Master List Of Suspected Human Pheromones

“Pheromones are defined as substances which are secreted to the outside by an individual and received by a second individual of the same species, in which they release a specific reaction, for example, a definite behavior, or a developmental process.” — Karlson and Luscher, 1959.

If you change the definition, you could conceivable call virtually any chemical a pheromone. If you stick with the “same species” requirement you are required to show that a chemical or mixture of chemicals has an effect on hormones, because an effect on hormones during a developmental process is required to link the mixture to any behavioral affect.

Those who have been exposed to rodent (e.g., hamster) vaginal secretions would reinforce use of the original definition requiring species specificity, as would most people who have been exposed to the concentrate of what has become known as copulins.

I am interested in seeing the reason that any of the chemicals on any master list are suspected to be human pheromones. Without some indication in this regard, the list is merely a list of chemicals (e.g., on the research section of a forum). Not that there’s anything wrong with that. You must start somewhere. For example, in 1982 and in this post, I started with the 1959 definition.

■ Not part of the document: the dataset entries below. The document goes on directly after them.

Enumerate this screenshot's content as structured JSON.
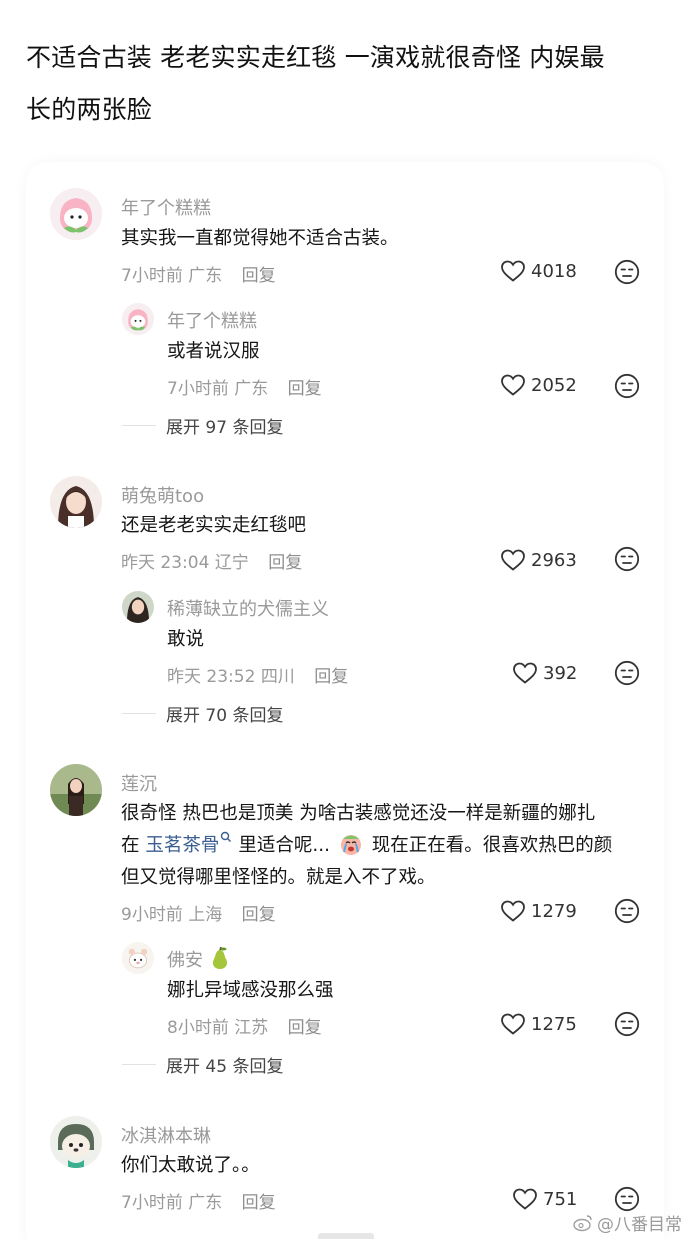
{
  "post": {
    "title_line1": "不适合古装 老老实实走红毯 一演戏就很奇怪 内娱最",
    "title_line2": "长的两张脸"
  },
  "comments": [
    {
      "username": "年了个糕糕",
      "text": "其实我一直都觉得她不适合古装。",
      "time": "7小时前",
      "location": "广东",
      "reply_label": "回复",
      "likes": "4018",
      "reply": {
        "username": "年了个糕糕",
        "text": "或者说汉服",
        "time": "7小时前",
        "location": "广东",
        "reply_label": "回复",
        "likes": "2052"
      },
      "expand_label": "展开 97 条回复"
    },
    {
      "username": "萌兔萌too",
      "text": "还是老老实实走红毯吧",
      "time": "昨天 23:04",
      "location": "辽宁",
      "reply_label": "回复",
      "likes": "2963",
      "reply": {
        "username": "稀薄缺立的犬儒主义",
        "text": "敢说",
        "time": "昨天 23:52",
        "location": "四川",
        "reply_label": "回复",
        "likes": "392"
      },
      "expand_label": "展开 70 条回复"
    },
    {
      "username": "莲沉",
      "text_line1": "很奇怪 热巴也是顶美 为啥古装感觉还没一样是新疆的娜扎",
      "text_line2_a": "在",
      "text_line2_link": "玉茗茶骨",
      "text_line2_b": "里适合呢...",
      "text_line2_c": "现在正在看。很喜欢热巴的颜",
      "text_line3": "但又觉得哪里怪怪的。就是入不了戏。",
      "time": "9小时前",
      "location": "上海",
      "reply_label": "回复",
      "likes": "1279",
      "reply": {
        "username": "佛安",
        "text": "娜扎异域感没那么强",
        "time": "8小时前",
        "location": "江苏",
        "reply_label": "回复",
        "likes": "1275"
      },
      "expand_label": "展开 45 条回复"
    },
    {
      "username": "冰淇淋本琳",
      "text": "你们太敢说了。。",
      "time": "7小时前",
      "location": "广东",
      "reply_label": "回复",
      "likes": "751"
    }
  ],
  "watermark": "@八番目常",
  "colors": {
    "username": "#9a9a9a",
    "text": "#161616",
    "link": "#3a5e92",
    "background": "#ffffff"
  },
  "icons": [
    "heart-icon",
    "dislike-face-icon",
    "search-link-icon",
    "crying-emoji-icon",
    "pear-emoji-icon",
    "weibo-logo-icon"
  ]
}
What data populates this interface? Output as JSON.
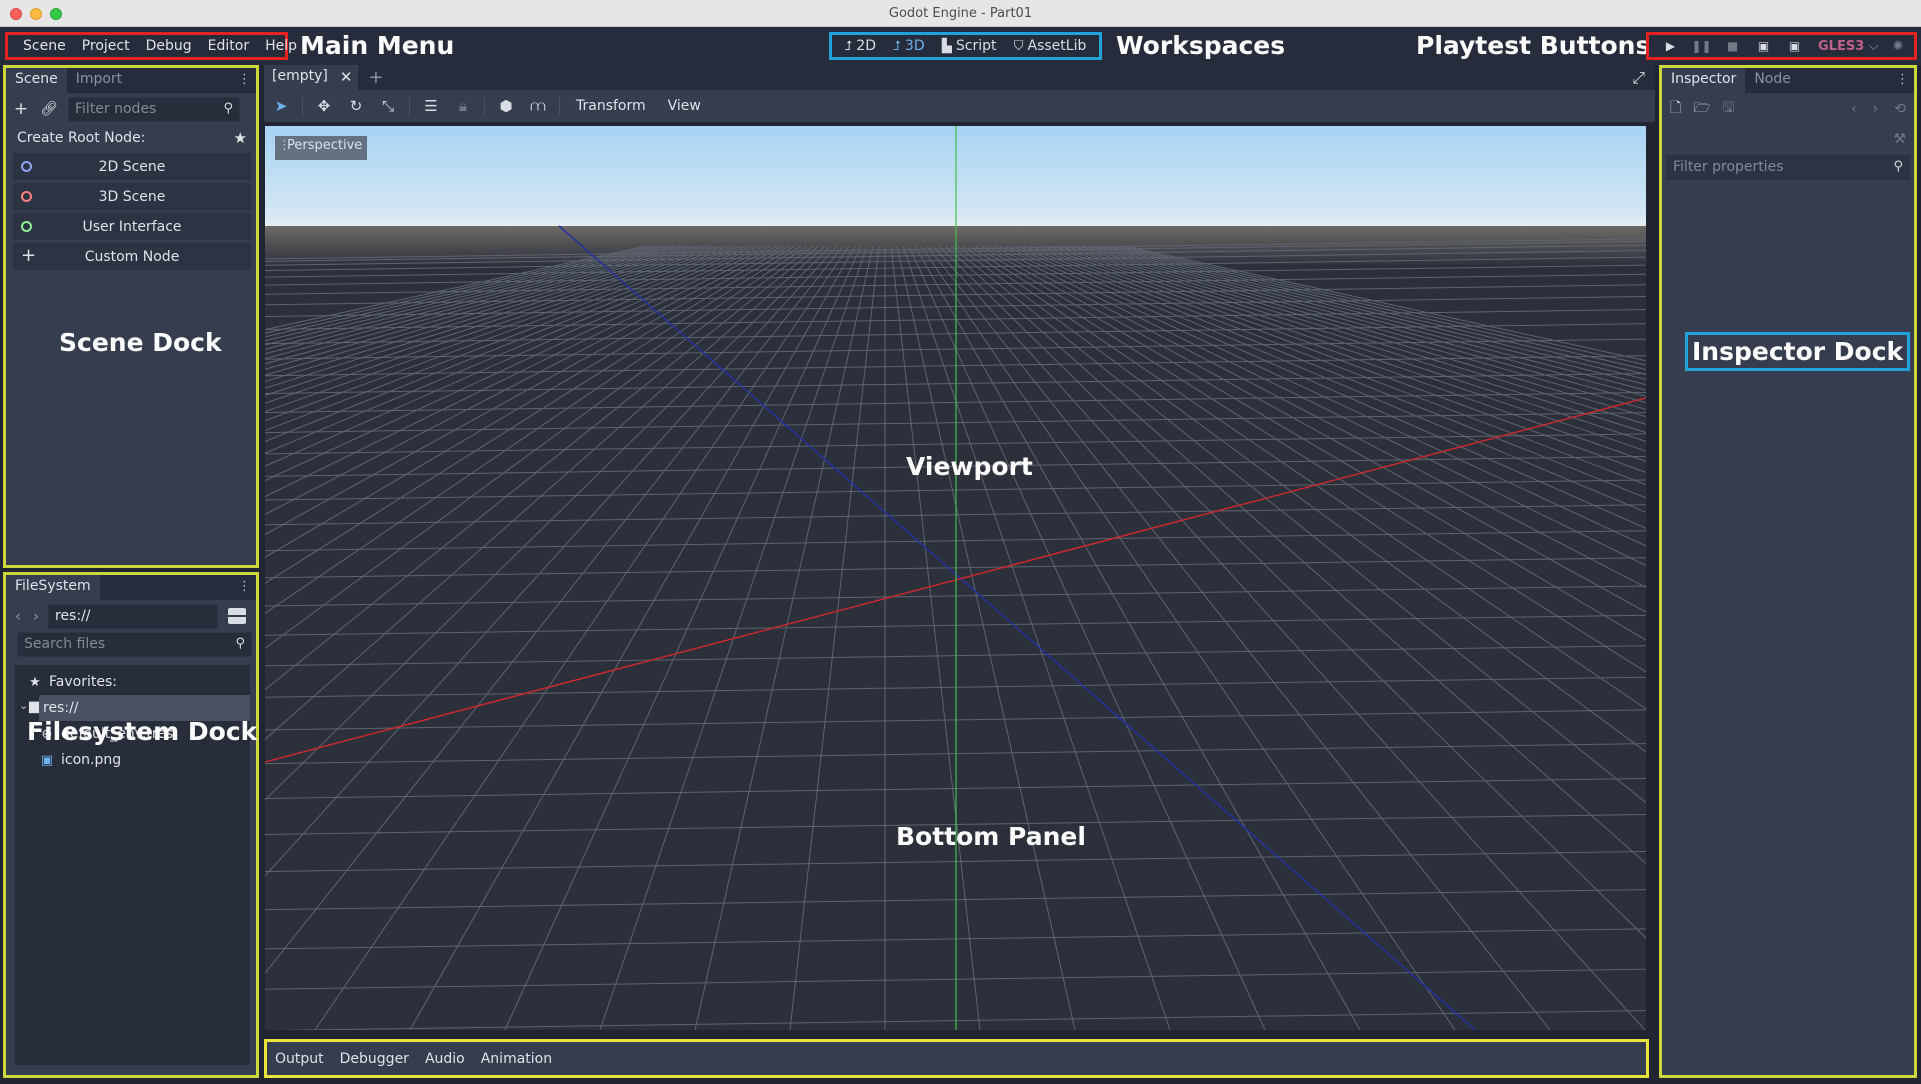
{
  "window": {
    "title": "Godot Engine - Part01"
  },
  "menu": {
    "items": [
      "Scene",
      "Project",
      "Debug",
      "Editor",
      "Help"
    ]
  },
  "workspaces": [
    {
      "label": "2D",
      "icon": "2d-icon",
      "active": false
    },
    {
      "label": "3D",
      "icon": "3d-icon",
      "active": true
    },
    {
      "label": "Script",
      "icon": "script-icon",
      "active": false
    },
    {
      "label": "AssetLib",
      "icon": "assetlib-icon",
      "active": false
    }
  ],
  "playtest": {
    "renderer": "GLES3"
  },
  "annotations": {
    "main_menu": "Main Menu",
    "workspaces": "Workspaces",
    "playtest": "Playtest Buttons",
    "scene_dock": "Scene Dock",
    "filesystem_dock": "Filesystem Dock",
    "viewport": "Viewport",
    "bottom_panel": "Bottom Panel",
    "inspector_dock": "Inspector Dock"
  },
  "scene_dock": {
    "tabs": [
      "Scene",
      "Import"
    ],
    "filter_placeholder": "Filter nodes",
    "create_root_label": "Create Root Node:",
    "root_buttons": [
      {
        "label": "2D Scene",
        "color": "#8da5f3"
      },
      {
        "label": "3D Scene",
        "color": "#fc7f7f"
      },
      {
        "label": "User Interface",
        "color": "#8eef97"
      },
      {
        "label": "Custom Node",
        "color": "#e0e3ea"
      }
    ]
  },
  "filesystem_dock": {
    "tab": "FileSystem",
    "path": "res://",
    "search_placeholder": "Search files",
    "tree": [
      {
        "label": "Favorites:",
        "icon": "star-icon"
      },
      {
        "label": "res://",
        "icon": "folder-icon",
        "selected": true
      },
      {
        "label": "default_env.tres",
        "icon": "globe-icon"
      },
      {
        "label": "icon.png",
        "icon": "image-icon"
      }
    ]
  },
  "editor": {
    "scene_tab": "[empty]",
    "toolbar_menus": [
      "Transform",
      "View"
    ],
    "perspective_label": "Perspective"
  },
  "bottom_panel": {
    "items": [
      "Output",
      "Debugger",
      "Audio",
      "Animation"
    ]
  },
  "inspector": {
    "tabs": [
      "Inspector",
      "Node"
    ],
    "filter_placeholder": "Filter properties"
  },
  "colors": {
    "menu_frame": "#e4221f",
    "workspace_frame": "#20a3d9",
    "dock_frame": "#cdd63a",
    "bottom_frame": "#e8e43a",
    "accent": "#6db4f0",
    "gles": "#c0608c"
  }
}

About James V. Kohl 1307 Articles
James Vaughn Kohl was the first to accurately conceptualize human pheromones, and began presenting his findings to the scientific community in 1992. He continues to present to, and publish for, diverse scientific and lay audiences, while constantly monitoring the scientific presses for new information that is relevant to the development of his initial and ongoing conceptualization of human pheromones. Recently, Kohl integrated scientific evidence that pinpoints the evolved neurophysiological mechanism that links olfactory/pheromonal input to genes in hormone-secreting cells of tissue in a specific area of the brain that is primarily involved in the sensory integration of olfactory and visual input, and in the development of human sexual preferences. His award-winning 2007 article/book chapter on multisensory integration: The Mind’s Eyes: Human pheromones, neuroscience, and male sexual preferences followed an award winning 2001 publication: Human pheromones: integrating neuroendocrinology and ethology, which was coauthored by disinguished researchers from Vienna. Rarely do researchers win awards in multiple disciplines, but Kohl’s 2001 award was for neuroscience, and his 2007 “Reiss Theory” award was for social science. Kohl has worked as a medical laboratory scientist since 1974, and he has devoted more than twenty-five years to researching the relationship between the sense of smell and the development of human sexual preferences. Unlike many researchers who work with non-human subjects, medical laboratory scientists use the latest technology from many scientific disciplines to perform a variety of specialized diagnostic medical testing on people. James V. Kohl is certified with: * American Society for Clinical Pathology * American Medical Technologists James V. Kohl is a member of: * Society for Neuroscience * Society for Behavioral Neuroendocrinology * Association for Chemoreception Sciences * Society for the Scientific Study of Sexuality * International Society for Human Ethology * American Society for Clinical Laboratory Science * Mensa, the international high IQ society